- [Task details] Your answer needs to include each line of the records in which the string "time" can be found.

== Material for the task ==

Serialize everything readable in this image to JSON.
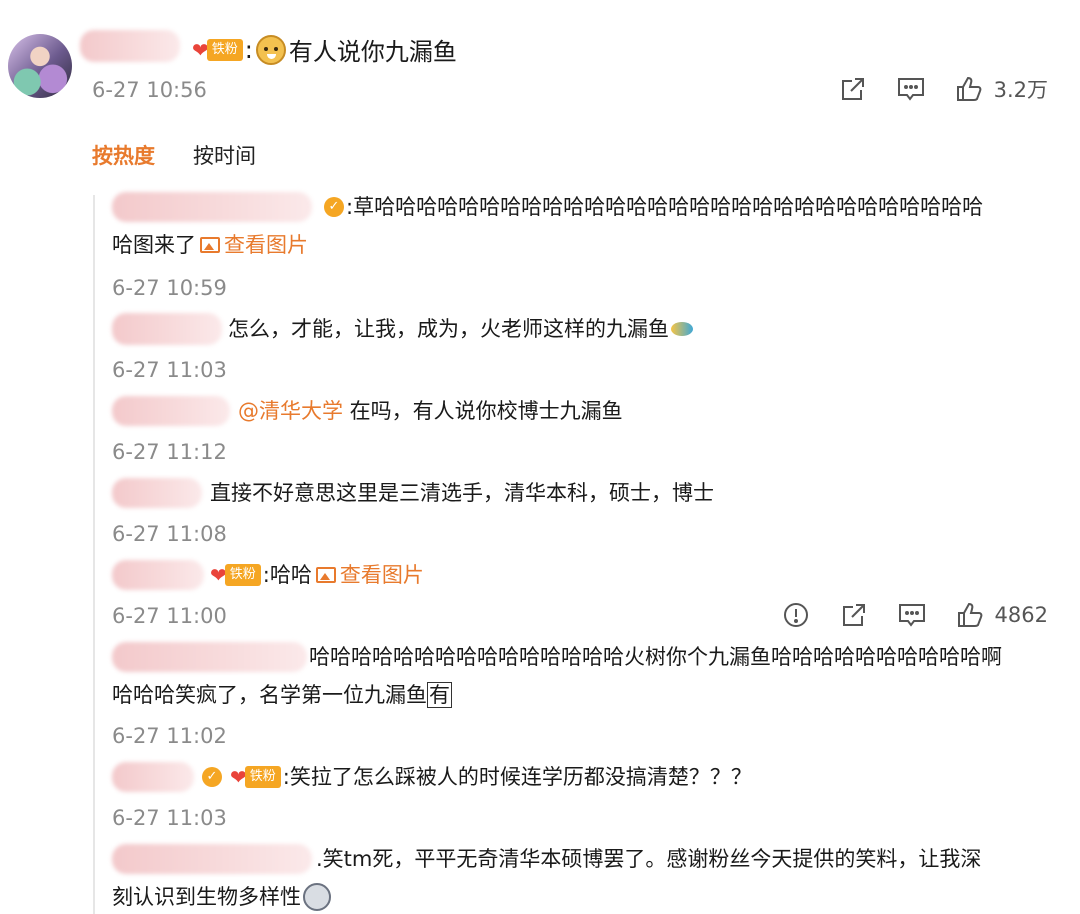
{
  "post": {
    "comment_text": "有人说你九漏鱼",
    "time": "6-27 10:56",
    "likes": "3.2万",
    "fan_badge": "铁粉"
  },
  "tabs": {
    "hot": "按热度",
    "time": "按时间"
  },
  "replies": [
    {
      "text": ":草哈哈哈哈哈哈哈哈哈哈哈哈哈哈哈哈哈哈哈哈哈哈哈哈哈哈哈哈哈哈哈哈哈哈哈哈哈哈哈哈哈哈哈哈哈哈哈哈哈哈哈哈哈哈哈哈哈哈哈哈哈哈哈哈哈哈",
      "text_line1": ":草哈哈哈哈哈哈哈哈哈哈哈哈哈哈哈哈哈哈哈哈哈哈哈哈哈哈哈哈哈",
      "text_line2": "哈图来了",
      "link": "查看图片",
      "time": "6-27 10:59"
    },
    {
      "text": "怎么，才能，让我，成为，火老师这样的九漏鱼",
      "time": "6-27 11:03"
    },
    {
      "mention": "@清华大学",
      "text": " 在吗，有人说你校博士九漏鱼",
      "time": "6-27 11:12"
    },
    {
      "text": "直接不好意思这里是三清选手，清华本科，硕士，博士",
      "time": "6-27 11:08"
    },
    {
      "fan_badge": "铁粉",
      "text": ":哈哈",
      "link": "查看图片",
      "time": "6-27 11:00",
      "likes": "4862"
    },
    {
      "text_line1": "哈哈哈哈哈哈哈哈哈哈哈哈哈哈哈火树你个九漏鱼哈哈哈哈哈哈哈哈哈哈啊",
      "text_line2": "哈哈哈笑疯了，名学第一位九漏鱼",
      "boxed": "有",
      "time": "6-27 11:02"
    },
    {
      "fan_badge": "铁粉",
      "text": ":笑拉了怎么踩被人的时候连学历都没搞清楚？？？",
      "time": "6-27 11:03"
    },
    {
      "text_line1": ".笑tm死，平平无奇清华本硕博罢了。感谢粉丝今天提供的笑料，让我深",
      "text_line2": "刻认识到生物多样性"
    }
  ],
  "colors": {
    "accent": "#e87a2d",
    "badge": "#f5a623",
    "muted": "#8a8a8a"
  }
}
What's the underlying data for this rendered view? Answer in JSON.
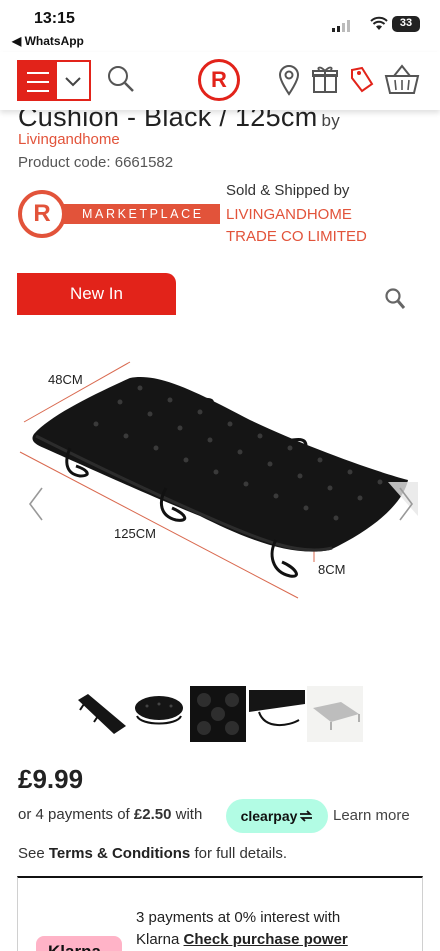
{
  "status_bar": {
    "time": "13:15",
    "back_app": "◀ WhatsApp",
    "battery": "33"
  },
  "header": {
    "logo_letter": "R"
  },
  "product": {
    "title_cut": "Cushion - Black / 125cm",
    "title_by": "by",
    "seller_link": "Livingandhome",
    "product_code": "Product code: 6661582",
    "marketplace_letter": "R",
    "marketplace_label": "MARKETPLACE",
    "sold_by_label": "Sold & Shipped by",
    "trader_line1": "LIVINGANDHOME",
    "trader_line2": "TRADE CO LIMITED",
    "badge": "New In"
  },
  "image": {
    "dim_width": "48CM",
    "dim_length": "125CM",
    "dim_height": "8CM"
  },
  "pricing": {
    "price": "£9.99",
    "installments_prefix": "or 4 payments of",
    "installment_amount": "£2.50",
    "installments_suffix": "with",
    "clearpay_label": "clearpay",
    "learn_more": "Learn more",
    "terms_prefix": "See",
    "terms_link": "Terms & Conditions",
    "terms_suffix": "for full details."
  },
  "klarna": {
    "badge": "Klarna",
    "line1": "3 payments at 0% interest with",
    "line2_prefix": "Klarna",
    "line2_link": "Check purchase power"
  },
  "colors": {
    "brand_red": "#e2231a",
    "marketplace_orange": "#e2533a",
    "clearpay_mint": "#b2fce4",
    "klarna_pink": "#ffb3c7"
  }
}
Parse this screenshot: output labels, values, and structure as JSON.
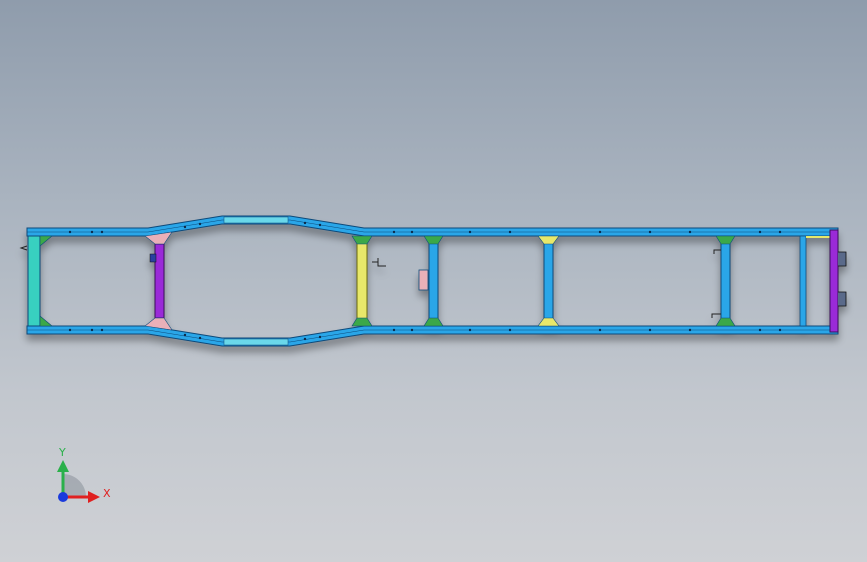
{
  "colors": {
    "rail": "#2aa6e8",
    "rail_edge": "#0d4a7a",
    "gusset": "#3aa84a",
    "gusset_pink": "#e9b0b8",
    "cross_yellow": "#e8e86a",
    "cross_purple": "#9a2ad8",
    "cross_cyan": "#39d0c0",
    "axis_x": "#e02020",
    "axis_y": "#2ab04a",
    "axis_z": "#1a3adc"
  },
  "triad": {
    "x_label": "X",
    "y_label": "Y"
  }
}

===

- [Answer]
    "time": "6-27 10:56",
    "time": "按时间"
      "time": "6-27 10:59"
      "time": "6-27 11:03"
      "time": "6-27 11:12"
      "time": "6-27 11:08"
      "time": "6-27 11:00",
      "time": "6-27 11:02"
      "time": "6-27 11:03"
    "time": "13:15",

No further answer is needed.